- The latest numbers from Nationwide showed house prices rising 0.9% month-on-month (m/m) in November, exceeding October’s 0.7% m/m increase and lifting annual growth back into double-figures.
- In theory, stamp duty returning to its pre-pandemic level on 1 October should have weighed on house prices. But while there have been some signs of cooling in housing market activity, any stamp duty effect on values appears to have been countered by positives such as changing housing preferences and a strong jobs market.
- House price growth is likely to slow, but the EY ITEM Club thinks that any fall in the near term is unlikely. A higher level of home working will support demand for larger properties, with demand facilitated by the substantial savings built up by households during the pandemic. Mortgage rates fell to a record low in October. And uncertainty stemming from the new Omicron COVID-19 variant reinforces the EY ITEM Club’s expectation that the MPC will hold off raising interest rates until next year.
Martin Beck, senior economic advisor to the EY ITEM Club, says:
“The latest numbers from Nationwide showed house price growth accelerating to 0.9% month-on-month in November from October’s 0.7%. This left annual growth at 10% and average prices almost 15% above the level in March 2020 when the pandemic began.
“It appears that any downward pressure on property prices from stamp duty returning to its pre-pandemic level at the start of October has been countered by other factors. Granted, the after-effects of the tax holiday’s end have made their presence felt in some housing indicators. According to HMRC, 76,930 properties were transacted in October, well down on recent highs and around one-fifth below the pre-pandemic norm. And mortgage approvals fell in October fell to 67,199, the lowest since July 2020. Moreover, stamp duty back at its normal level is not the only headwind facing the housing market: household income growth faces pressures from higher inflation and tax rises, while uncertainty stemming from the new Omicron variant could hold back potential buyers until the situation is clearer.

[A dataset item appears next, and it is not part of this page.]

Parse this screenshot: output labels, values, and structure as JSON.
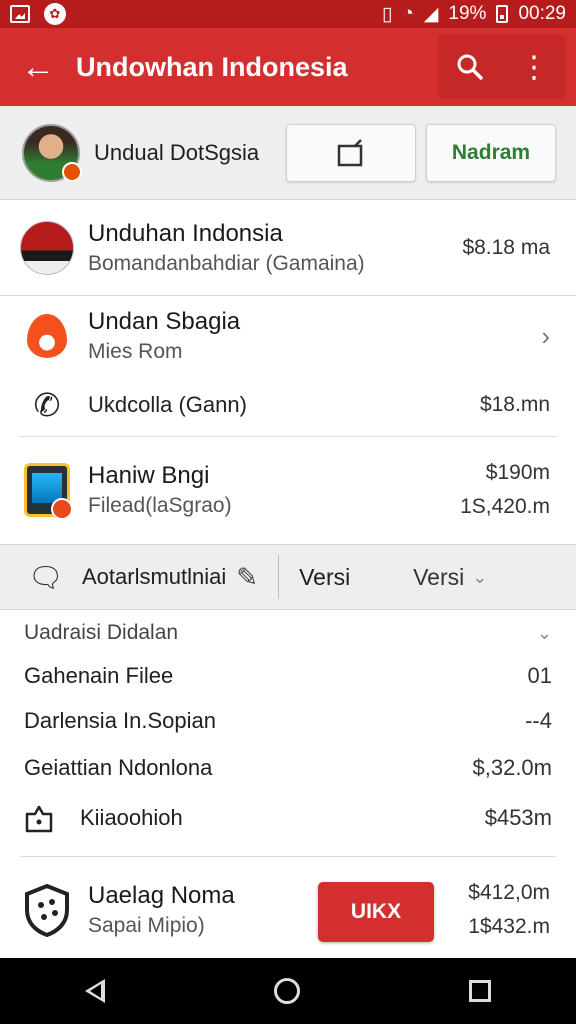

“However, what has been a measured decline in mortgage approvals since the summer bodes well for the housing market avoiding a significant correction now that stamp duty has returned to its normal level. And demand for properties isn’t out of supports either. The pandemic appears to have prompted a structural increase in demand for houses from people seeking more outdoor space and room to work from home – the ‘race for space’. That demand is being facilitated by the substantial ‘excess’ savings accumulated by households during lockdowns – which rose to an estimated £180bn in the autumn – and a jobs market emerging from the pandemic in a remarkably little-damaged date.
“Moreover, despite the MPC adopting a more hawkish tone on the prospect of interest rate rises, mortgage rates fell to a record low in October. And uncertainty stemming from the new Omicron variant reinforces the EY ITEM Club’s expectation that the MPC will hold off raising rates until next year. So, while house price growth is likely to slow during 2022, an outright fall seems unlikely.”